For example, in the case of the ambulance company they uncovered that the laptop was not encrypted. When they investigated further, they also discovered access controls were not in place and reasonable security was not being utilized to protect PHI, and there was no real HIPAA compliance program in place.
The OCR advised the ambulance company what they needed to do to resolve these issues.
West Georgia Ambulance essentially ignored the technical advice. In doing so they became negligent. That ended up costing a small business of 64 employees $65,000 plus two years of the OCR monitoring them to ensure they put a HIPAA Compliance program in place.
Guidance and Technical Support from the OCR Should be Taken Seriously
The OCR and I think a lot alike. I will give you the information and advice you need. It’s up to you to act on it.
I provide technical advice all the time. Honestly, it gets ignored probably 80% of the time. And sometimes it ends up costing the business owner a lot more in the long run.

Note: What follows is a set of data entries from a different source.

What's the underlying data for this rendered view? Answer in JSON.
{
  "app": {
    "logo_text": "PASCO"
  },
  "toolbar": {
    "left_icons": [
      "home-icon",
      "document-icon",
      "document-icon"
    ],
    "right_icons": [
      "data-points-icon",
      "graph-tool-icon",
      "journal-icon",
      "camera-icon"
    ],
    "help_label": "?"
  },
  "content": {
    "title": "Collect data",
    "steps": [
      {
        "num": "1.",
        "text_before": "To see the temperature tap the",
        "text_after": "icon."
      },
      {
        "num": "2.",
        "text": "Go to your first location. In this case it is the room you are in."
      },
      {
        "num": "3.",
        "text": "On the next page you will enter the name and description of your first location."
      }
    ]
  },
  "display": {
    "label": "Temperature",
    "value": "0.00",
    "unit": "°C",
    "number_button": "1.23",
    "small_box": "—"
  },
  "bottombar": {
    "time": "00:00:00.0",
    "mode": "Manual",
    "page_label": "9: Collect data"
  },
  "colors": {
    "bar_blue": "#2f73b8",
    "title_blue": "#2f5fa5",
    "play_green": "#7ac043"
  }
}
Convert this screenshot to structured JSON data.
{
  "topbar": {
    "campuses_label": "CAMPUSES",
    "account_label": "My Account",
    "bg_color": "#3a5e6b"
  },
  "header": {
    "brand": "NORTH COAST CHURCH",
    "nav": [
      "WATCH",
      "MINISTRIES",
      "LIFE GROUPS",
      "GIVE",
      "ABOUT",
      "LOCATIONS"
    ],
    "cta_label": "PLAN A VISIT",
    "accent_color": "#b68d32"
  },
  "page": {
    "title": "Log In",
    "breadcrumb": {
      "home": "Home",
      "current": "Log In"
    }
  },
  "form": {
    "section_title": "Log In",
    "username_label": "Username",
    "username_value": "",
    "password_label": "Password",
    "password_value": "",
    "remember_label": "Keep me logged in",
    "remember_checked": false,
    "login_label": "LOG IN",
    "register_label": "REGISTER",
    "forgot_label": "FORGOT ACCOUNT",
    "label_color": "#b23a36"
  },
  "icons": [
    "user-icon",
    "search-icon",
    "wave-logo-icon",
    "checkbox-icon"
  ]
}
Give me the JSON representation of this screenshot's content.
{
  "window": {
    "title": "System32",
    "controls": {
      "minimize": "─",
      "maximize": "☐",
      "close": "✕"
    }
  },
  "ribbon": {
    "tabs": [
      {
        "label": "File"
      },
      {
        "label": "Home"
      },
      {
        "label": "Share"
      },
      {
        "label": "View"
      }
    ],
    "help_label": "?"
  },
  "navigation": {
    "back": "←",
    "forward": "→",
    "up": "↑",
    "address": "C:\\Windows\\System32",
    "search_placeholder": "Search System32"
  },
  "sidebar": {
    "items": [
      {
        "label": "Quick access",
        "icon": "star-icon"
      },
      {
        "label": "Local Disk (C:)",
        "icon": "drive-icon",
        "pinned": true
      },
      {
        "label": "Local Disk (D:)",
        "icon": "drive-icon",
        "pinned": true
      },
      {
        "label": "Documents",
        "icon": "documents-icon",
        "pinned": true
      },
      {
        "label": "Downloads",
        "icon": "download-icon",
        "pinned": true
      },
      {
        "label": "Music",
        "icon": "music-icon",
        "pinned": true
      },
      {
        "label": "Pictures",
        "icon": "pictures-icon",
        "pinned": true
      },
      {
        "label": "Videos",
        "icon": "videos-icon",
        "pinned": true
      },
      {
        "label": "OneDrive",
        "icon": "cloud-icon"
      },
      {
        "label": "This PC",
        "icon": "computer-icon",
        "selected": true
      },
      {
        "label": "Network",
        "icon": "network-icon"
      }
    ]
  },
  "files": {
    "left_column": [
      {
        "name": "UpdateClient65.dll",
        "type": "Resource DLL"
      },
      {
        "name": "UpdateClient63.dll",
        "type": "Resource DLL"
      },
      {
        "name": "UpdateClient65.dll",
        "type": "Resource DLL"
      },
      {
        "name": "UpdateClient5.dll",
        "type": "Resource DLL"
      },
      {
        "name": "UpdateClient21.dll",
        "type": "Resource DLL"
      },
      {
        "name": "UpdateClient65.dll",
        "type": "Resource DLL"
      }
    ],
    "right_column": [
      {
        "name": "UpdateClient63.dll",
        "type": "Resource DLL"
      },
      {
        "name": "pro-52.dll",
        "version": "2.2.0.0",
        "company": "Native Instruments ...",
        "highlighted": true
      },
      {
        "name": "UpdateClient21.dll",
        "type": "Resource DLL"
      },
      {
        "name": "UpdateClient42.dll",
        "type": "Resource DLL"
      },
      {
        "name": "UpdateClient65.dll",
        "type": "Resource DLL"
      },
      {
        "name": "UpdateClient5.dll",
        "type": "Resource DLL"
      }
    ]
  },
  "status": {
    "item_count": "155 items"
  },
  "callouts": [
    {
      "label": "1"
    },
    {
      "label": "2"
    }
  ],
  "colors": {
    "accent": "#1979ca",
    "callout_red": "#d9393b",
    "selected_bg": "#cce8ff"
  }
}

OCR’s main objective is to make sure patient care includes protecting patient information and making it accessible to the patient when they want it.
You may have heard of the CIA Triad (no it’s not a special ops group in the CIA).
What this means:
Patient’s healthcare information should remain confidential. The integrity of that information should be protected, and it should be available to the patient when needed.
The OCR just wants to ensure the CIA Triad is followed by healthcare providers and business associates. They just want to make sure patients are cared for. It is called patient CARE after all.
If they provide guidance or assistance in any manner, whether it’s a web page, official letter, audit or email you should take it VERY SERIOUSLY. The next step would cost you significantly more if you don’t.
And at the end of the day, it’s all about patient CARE whether you’re a healthcare practice or a business that supports them.